Ankylosaurs -- which includes the heavily armored Ankylosaurus, with its massive bony club of a tail -- lived from around 76 million to 66 million years ago. Few have been discovered in the southern parts of the North American continent, and at least five species are known to have lived in Alberta. At the time, an inland sea split the continent into two, and residents of Alberta and New Mexico enjoyed coastal living. (Meanwhile, most of Nebraska was under water.) And while ankylosaur fossils are common in several rocky formations in southern Alberta, none have been found in the lower part of an area called the Horseshoe Canyon Formation. Turns out, the rocks in New Mexico fill this gap in Alberta’s ankylosaur fossil record.
Back in 2011, researchers from New Mexico Museum of Natural History and Science unearthed a complete skull, incomplete first and second cervical half rings (the yokes of bone sitting over the neck, pictured below), and several other fragments from the De-na-zin Member of the Kirtland Formation at Hunter Wash, San Juan Basin, in northwestern New Mexico.
Based on the distinct skull and the unusually tall spikes of the cervical half ring, a team led by Victoria Arbour from the University of Alberta determined it was a new ankylosaur species. “The horns on the back of the skull are thick and curve downwards, and the snout has a mixture of flat and bumpy scales -- an unusual feature for an ankylosaurid,” Arbour explains in a news release. “There's also a distinctive large triangular scale on the snout, where many other ankylosaurids have a hexagonal scale.”
The genus name, Ziapelta, comes from the Zia sun symbol (a stylized sun with four sets of rays), which has religious significance to the Zia people of New Mexico and serves as the symbol on the state flag.
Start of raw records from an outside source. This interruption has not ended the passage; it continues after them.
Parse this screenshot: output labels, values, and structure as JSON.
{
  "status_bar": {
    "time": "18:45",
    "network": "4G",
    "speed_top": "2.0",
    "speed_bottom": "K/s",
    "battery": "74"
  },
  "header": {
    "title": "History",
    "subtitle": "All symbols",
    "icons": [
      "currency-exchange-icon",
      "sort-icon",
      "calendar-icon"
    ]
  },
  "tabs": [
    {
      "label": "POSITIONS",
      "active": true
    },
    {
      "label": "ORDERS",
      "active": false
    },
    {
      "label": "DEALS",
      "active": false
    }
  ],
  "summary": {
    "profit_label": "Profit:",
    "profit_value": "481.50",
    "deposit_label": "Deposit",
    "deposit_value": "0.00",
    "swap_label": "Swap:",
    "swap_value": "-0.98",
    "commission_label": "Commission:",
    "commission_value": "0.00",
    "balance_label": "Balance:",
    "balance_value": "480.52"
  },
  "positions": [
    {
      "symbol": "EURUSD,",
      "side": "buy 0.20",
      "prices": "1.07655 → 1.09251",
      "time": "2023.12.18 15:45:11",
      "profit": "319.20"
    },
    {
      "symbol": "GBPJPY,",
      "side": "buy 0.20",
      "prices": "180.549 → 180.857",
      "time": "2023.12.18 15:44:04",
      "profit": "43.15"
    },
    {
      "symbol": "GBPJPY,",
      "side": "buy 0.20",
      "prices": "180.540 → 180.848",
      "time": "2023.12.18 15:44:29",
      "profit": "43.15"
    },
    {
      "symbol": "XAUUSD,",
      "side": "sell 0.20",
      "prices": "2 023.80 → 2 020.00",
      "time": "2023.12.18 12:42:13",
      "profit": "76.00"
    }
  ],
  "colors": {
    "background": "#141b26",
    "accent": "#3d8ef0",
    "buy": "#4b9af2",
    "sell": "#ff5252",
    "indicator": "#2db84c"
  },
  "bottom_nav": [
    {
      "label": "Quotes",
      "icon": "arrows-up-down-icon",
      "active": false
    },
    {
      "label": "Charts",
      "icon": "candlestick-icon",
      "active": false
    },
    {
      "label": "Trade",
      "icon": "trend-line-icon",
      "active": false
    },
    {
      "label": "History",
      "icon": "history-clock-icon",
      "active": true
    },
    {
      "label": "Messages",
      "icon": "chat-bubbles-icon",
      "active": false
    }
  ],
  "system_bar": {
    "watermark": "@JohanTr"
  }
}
And “pelta” is Latin for “small shield,” in reference to the bony, plate-like deposits (called osteoderms) found on all ankylosaurids. The species name refers to San Juan County and the basin where the specimen came from.
The team’s analyses also suggest that Ziapelta is not closely related to the other ankylosaur from the De-na-zin Member, called Nodocephalosaurus kirtlandensis. Rather, the new dino allies with the northern North American ankylosaurids, including Ankylosaurus and four others. It’s possible that Ziapelta also lived in Alberta, likely in the gap where researchers haven't found any ankylosaur fossils yet.
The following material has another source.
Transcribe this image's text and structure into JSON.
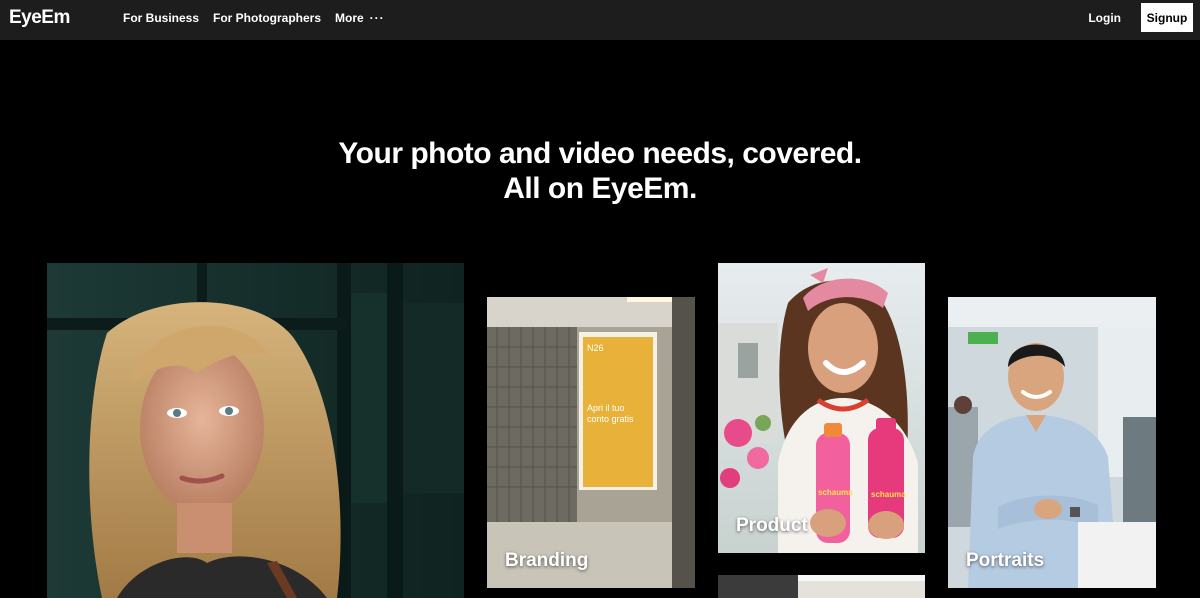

Images: Sydney Mohr (top), 2014 Arbour et al., PLoS ONE (middle), University of Alberta (bottom)